Cysteine, homocysteine and bone mineral density: a role for body composition?
Elshorbagy AK., Gjesdal CG., Nurk E., Tell GS., Ueland PM., Nygård O., Tverdal A., Vollset SE., Smith AD., Refsum H.
BACKGROUND: Plasma total cysteine (tCys) and homocysteine (tHcy) are associated with body composition, which in turn affects bone mineral density (BMD). OBJECTIVES: To investigate whether associations of tCys and tHcy with BMD are mediated through body composition (fat mass and/or lean mass). DESIGN: Using data from 5238 Hordaland Homocysteine Study participants, we fit multiple linear regression models and concentration-response curves to explore the relationships between tCys, tHcy, and BMD, with and without adjustment for body mass index (BMI), lean mass and/or fat mass.

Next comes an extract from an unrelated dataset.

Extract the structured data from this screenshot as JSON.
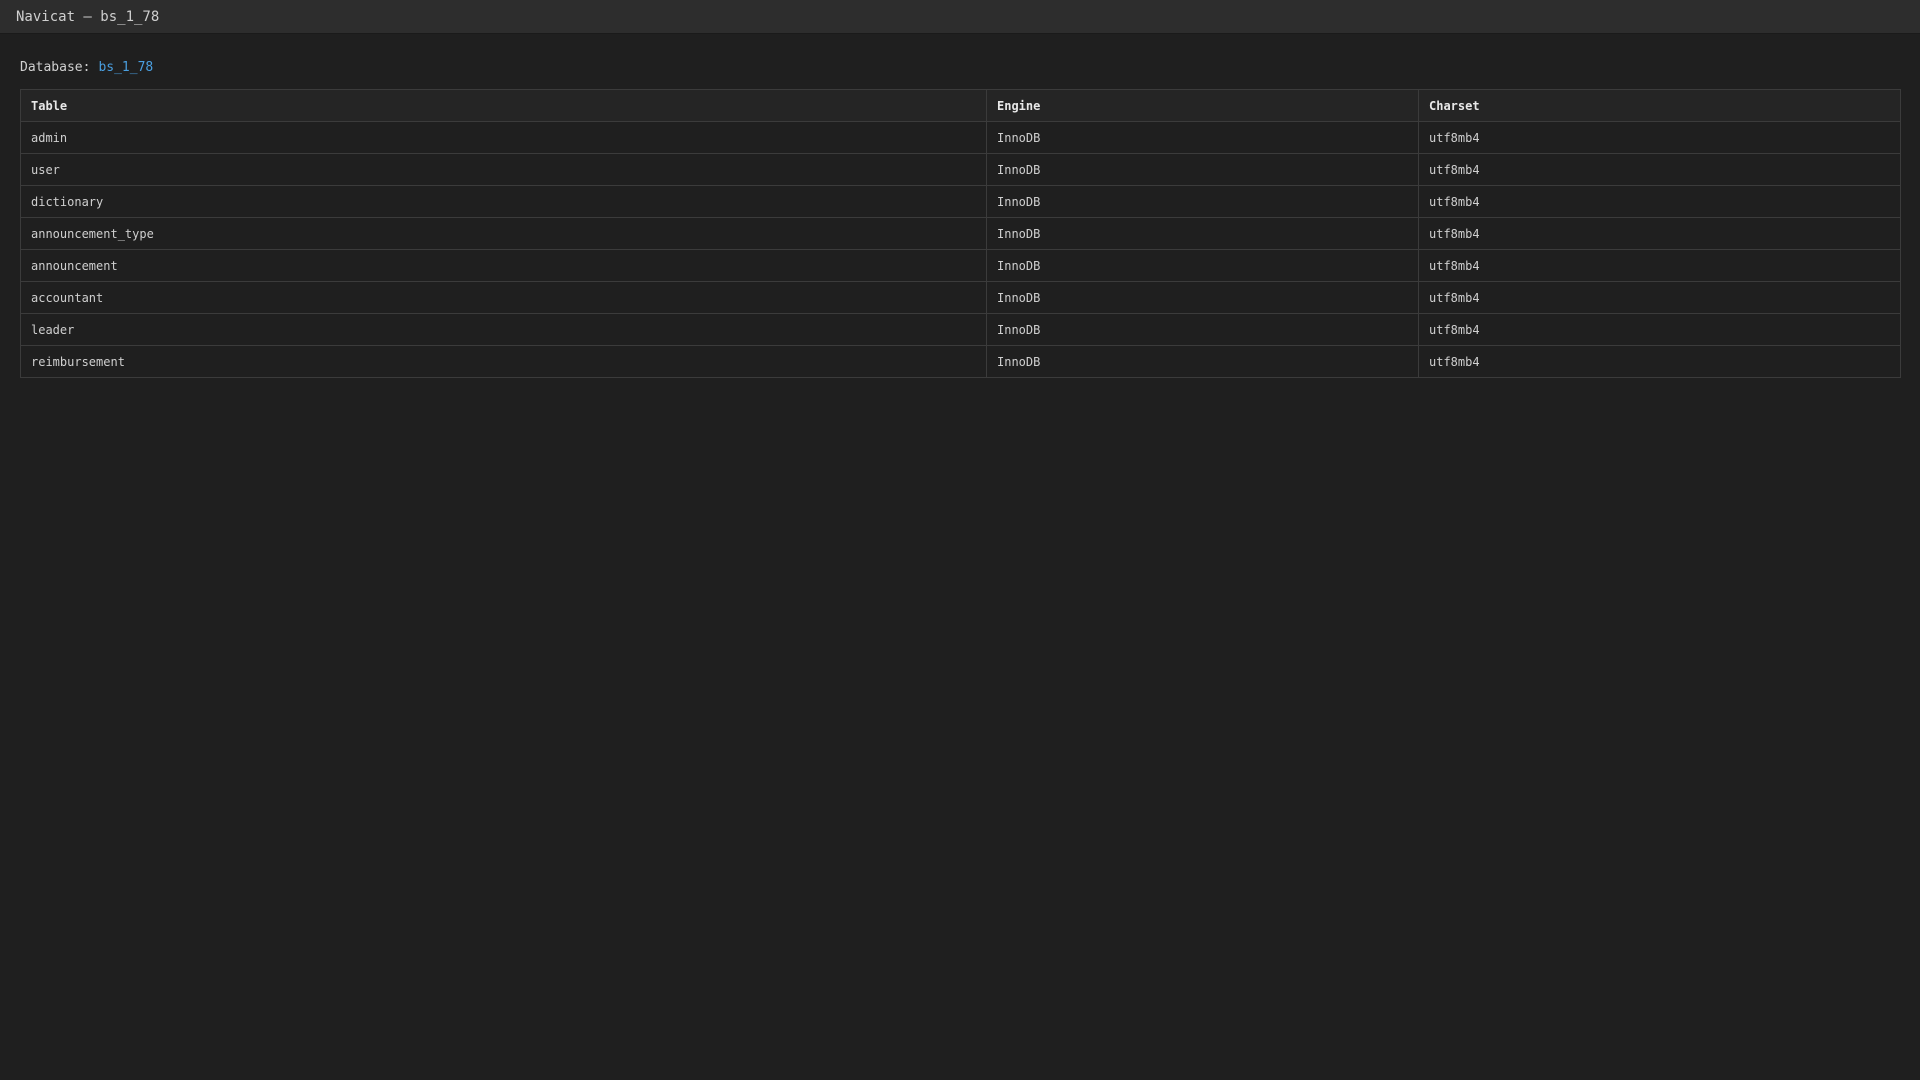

RESULTS: All associations were stronger in women. tCys was positively associated with BMD (women, partial r=0.11; men, partial r=0.07, p<or=0.001 for both), but this association was markedly attenuated after adjustment for fat mass. tHcy showed an inverse association with BMD in women (partial r=-0.09, p<0.001), which remained significant after adjustment for lean mass and fat mass. In men and women, changes in tCys or tHcy during 6 years were not associated with BMD at follow-up. Weight gain during 6 years predicted higher BMD at follow-up (p<or=0.009) independent of nutrient intakes, physical activity and baseline BMI. Baseline tHcy inversely predicted BMD measured 6 years later (partial r=-0.11, p<0.001 in women; partial r=-0.07, p=0.002 in men) independent of baseline BMI, while a positive association of baseline tCys with BMD at follow-up (partial r=0.10 in women, 0.09 in men, p<or=0.001) disappeared after adjustment for baseline BMI. CONCLUSION: tHcy is inversely associated with BMD independent of body composition, while the positive association of tCys with BMD appears to be mainly mediated through fat mass.